My intrusive thoughts soon escalated into repulsive images. While on vacation in New York City I envisioned myself jumping in front of subway trains. At school, I pictured myself screaming profanities in the middle of conversations with friends. At home, I grew terrified of snapping in the middle of the night and murdering my family.
I convinced myself that I was “insane” and that no one else experienced “crazy” thoughts like mine. I went to great lengths to prevent them from coming to fruition, telling my mom that I was having nightmares so that I could sleep with her every night for three years. I also developed a skin picking disorder, which caused me to spend hours picking at my hairline until it was covered in fresh blood and scabs. I was terrified of myself, but I swore myself to secrecy. The last thing I wanted was to end up in a mental asylum. If only someone would have told me that my intrusive thoughts and compulsions were not a sign of psychopathy, but rather a nasty flavor of OCD.
Upon entering my sophomore year of high school, the majority of my most distressing OCD symptoms mutated when a new monster entered my life.
This monster made its official entrance in December 2008 when my family and I spent the winter break in New York City, which had become a holiday tradition of sorts.
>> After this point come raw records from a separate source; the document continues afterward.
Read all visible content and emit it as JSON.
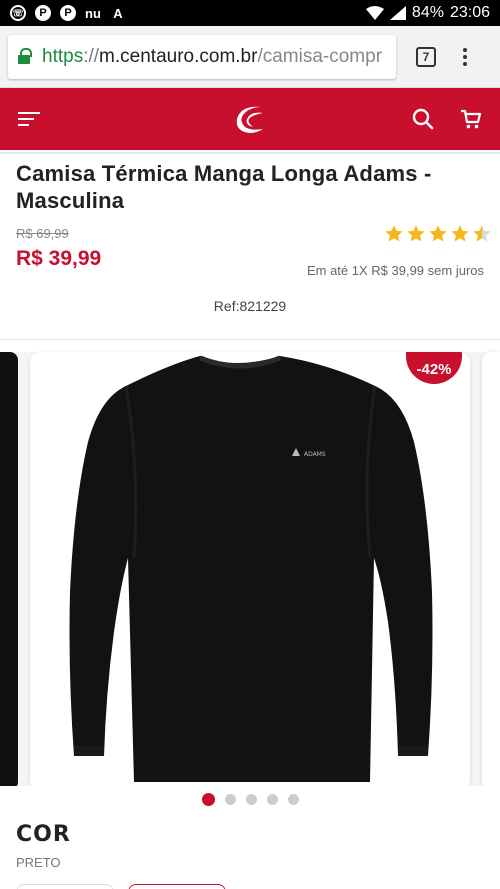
{
  "status_bar": {
    "battery": "84%",
    "time": "23:06",
    "left_icons": [
      "whatsapp-icon",
      "pinterest-icon",
      "pinterest-icon",
      "nuvem-icon",
      "adobe-icon"
    ]
  },
  "browser": {
    "url_scheme": "https",
    "url_sep": "://",
    "url_host": "m.centauro.com.br",
    "url_path": "/camisa-compr",
    "tab_count": "7"
  },
  "colors": {
    "brand_red": "#c8102e",
    "star_gold": "#f5b81c"
  },
  "product": {
    "title": "Camisa Térmica Manga Longa Adams - Masculina",
    "old_price": "R$ 69,99",
    "price": "R$ 39,99",
    "rating": 4.5,
    "installments": "Em até 1X R$ 39,99 sem juros",
    "ref": "Ref:821229",
    "discount": "-42%",
    "brand_on_shirt": "ADAMS"
  },
  "gallery": {
    "total_images": 5,
    "active_index": 0
  },
  "color_section": {
    "title": "COR",
    "value": "PRETO"
  }
}
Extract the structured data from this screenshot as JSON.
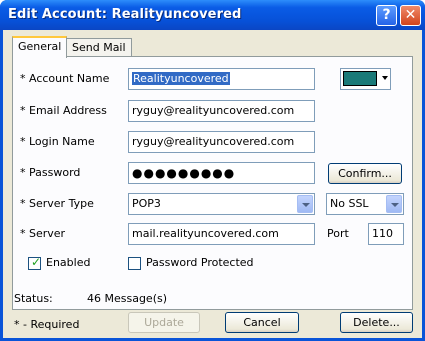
{
  "window": {
    "title": "Edit Account: Realityuncovered",
    "help_label": "?",
    "close_label": "✕"
  },
  "tabs": [
    {
      "label": "General",
      "active": true
    },
    {
      "label": "Send Mail",
      "active": false
    }
  ],
  "form": {
    "account_name": {
      "label": "* Account Name",
      "value": "Realityuncovered"
    },
    "account_color": "#1a7a78",
    "email_address": {
      "label": "* Email Address",
      "value": "ryguy@realityuncovered.com"
    },
    "login_name": {
      "label": "* Login Name",
      "value": "ryguy@realityuncovered.com"
    },
    "password": {
      "label": "* Password",
      "value": "●●●●●●●●●"
    },
    "confirm_button": "Confirm...",
    "server_type": {
      "label": "* Server Type",
      "value": "POP3"
    },
    "ssl": {
      "value": "No SSL"
    },
    "server": {
      "label": "* Server",
      "value": "mail.realityuncovered.com"
    },
    "port": {
      "label": "Port",
      "value": "110"
    },
    "enabled": {
      "label": "Enabled",
      "checked": true
    },
    "password_protected": {
      "label": "Password Protected",
      "checked": false
    }
  },
  "status": {
    "label": "Status:",
    "value": "46 Message(s)"
  },
  "footer": {
    "required_note": "* - Required",
    "update_button": "Update",
    "cancel_button": "Cancel",
    "delete_button": "Delete..."
  }
}
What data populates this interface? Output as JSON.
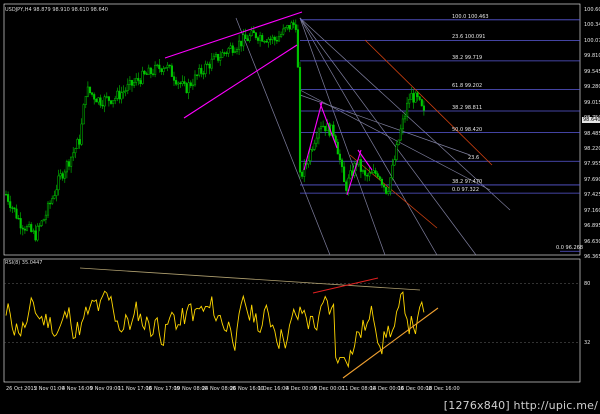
{
  "main_chart": {
    "title": "USDJPY,H4  98.879 98.910 98.610 98.640",
    "fib_levels": [
      {
        "label": "100.0 100.463",
        "value": 100.463
      },
      {
        "label": "23.6 100.091",
        "value": 100.091
      },
      {
        "label": "38.2 99.719",
        "value": 99.719
      },
      {
        "label": "61.8 99.202",
        "value": 99.202
      },
      {
        "label": "38.2 98.811",
        "value": 98.811
      },
      {
        "label": "50.0 98.420",
        "value": 98.42
      },
      {
        "label": "23.6",
        "value": 97.9
      },
      {
        "label": "38.2 97.470",
        "value": 97.47
      },
      {
        "label": "0.0 97.322",
        "value": 97.322
      },
      {
        "label": "0.0 96.268",
        "value": 96.268
      }
    ],
    "price_axis": [
      "100.605",
      "100.340",
      "100.075",
      "99.810",
      "99.545",
      "99.280",
      "99.015",
      "98.750",
      "98.485",
      "98.220",
      "97.955",
      "97.690",
      "97.425",
      "97.160",
      "96.895",
      "96.630",
      "96.365"
    ],
    "current_price": "98.640",
    "ylim": [
      96.2,
      100.75
    ],
    "colors": {
      "candles": "#00c800",
      "fib": "#5a5ad8",
      "fan": "#8080a0",
      "channel": "#ff00ff",
      "red_channel": "#d04010"
    }
  },
  "indicator": {
    "title": "RSI(8) 35.0447",
    "levels": [
      "80",
      "32"
    ],
    "ylim": [
      0,
      100
    ],
    "color": "#ffd700"
  },
  "time_axis": [
    "26 Oct 2015",
    "2 Nov 01:00",
    "4 Nov 16:00",
    "9 Nov 09:00",
    "11 Nov 17:00",
    "16 Nov 17:00",
    "19 Nov 08:00",
    "24 Nov 08:00",
    "26 Nov 16:00",
    "1 Dec 16:00",
    "4 Dec 00:00",
    "9 Dec 00:00",
    "11 Dec 08:00",
    "14 Dec 00:00",
    "16 Dec 00:00",
    "18 Dec 16:00"
  ],
  "watermark": "[1276x840] http://upic.me/"
}
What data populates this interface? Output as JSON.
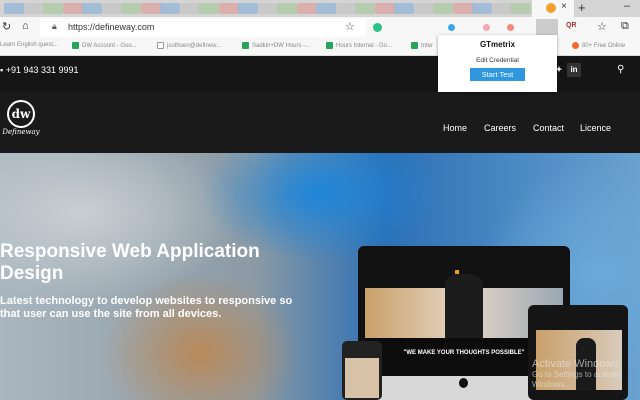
{
  "browser": {
    "url": "https://defineway.com",
    "bookmarks": [
      "Learn English quest...",
      "DW Account - Goo...",
      "jsuthoen@definew...",
      "Sadkin+DW Hours -...",
      "Hours Internal - Go...",
      "Inter",
      "80+ Free Online"
    ]
  },
  "extension_popup": {
    "title": "GTmetrix",
    "edit_link": "Edit Credential",
    "start_button": "Start Test"
  },
  "site": {
    "phone": "+91 943 331 9991",
    "logo_text": "Defineway",
    "nav": [
      "Home",
      "Careers",
      "Contact",
      "Licence"
    ],
    "hero_title": "Responsive Web Application Design",
    "hero_subtitle": "Latest technology to develop websites to responsive so that user can use the site from all devices.",
    "device_slogan": "\"WE MAKE YOUR THOUGHTS POSSIBLE\""
  },
  "watermark": {
    "line1": "Activate Windows",
    "line2": "Go to Settings to activate Windows."
  }
}
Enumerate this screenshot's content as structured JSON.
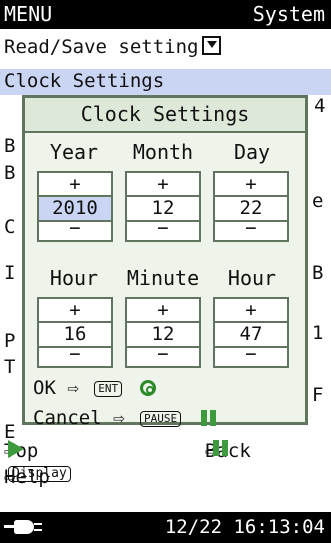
{
  "titlebar": {
    "left": "MENU",
    "right": "System"
  },
  "menu": {
    "read_save": "Read/Save setting",
    "clock": "Clock Settings",
    "partials": {
      "b1": "B",
      "b2": "B",
      "c": "C",
      "i": "I",
      "p": "P",
      "t": "T",
      "e": "E"
    },
    "right_partials": {
      "r1": "4",
      "r2": "e",
      "r3": "B",
      "r4": "1",
      "r5": "F"
    },
    "top": "Top",
    "back": "Back",
    "help": "Help",
    "display_key": "Display"
  },
  "dialog": {
    "title": "Clock Settings",
    "date_headers": [
      "Year",
      "Month",
      "Day"
    ],
    "date_values": [
      "2010",
      "12",
      "22"
    ],
    "time_headers": [
      "Hour",
      "Minute",
      "Hour"
    ],
    "time_values": [
      "16",
      "12",
      "47"
    ],
    "plus": "+",
    "minus": "−",
    "ok": "OK",
    "ent_key": "ENT",
    "cancel": "Cancel",
    "pause_key": "PAUSE"
  },
  "footer": {
    "datetime": "12/22 16:13:04"
  },
  "colors": {
    "highlight": "#c9d5f3",
    "dialog_border": "#60745e",
    "green": "#3d9b3d"
  }
}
My previous holidays in the Big Apple had been spent agonizing over what I believed to be my impending suicide by subway train, but that year I had different concerns. I spent every waking and sleeping moment dreaming about food, planning what to eat, when to eat and how much to eat, but I did very little eating.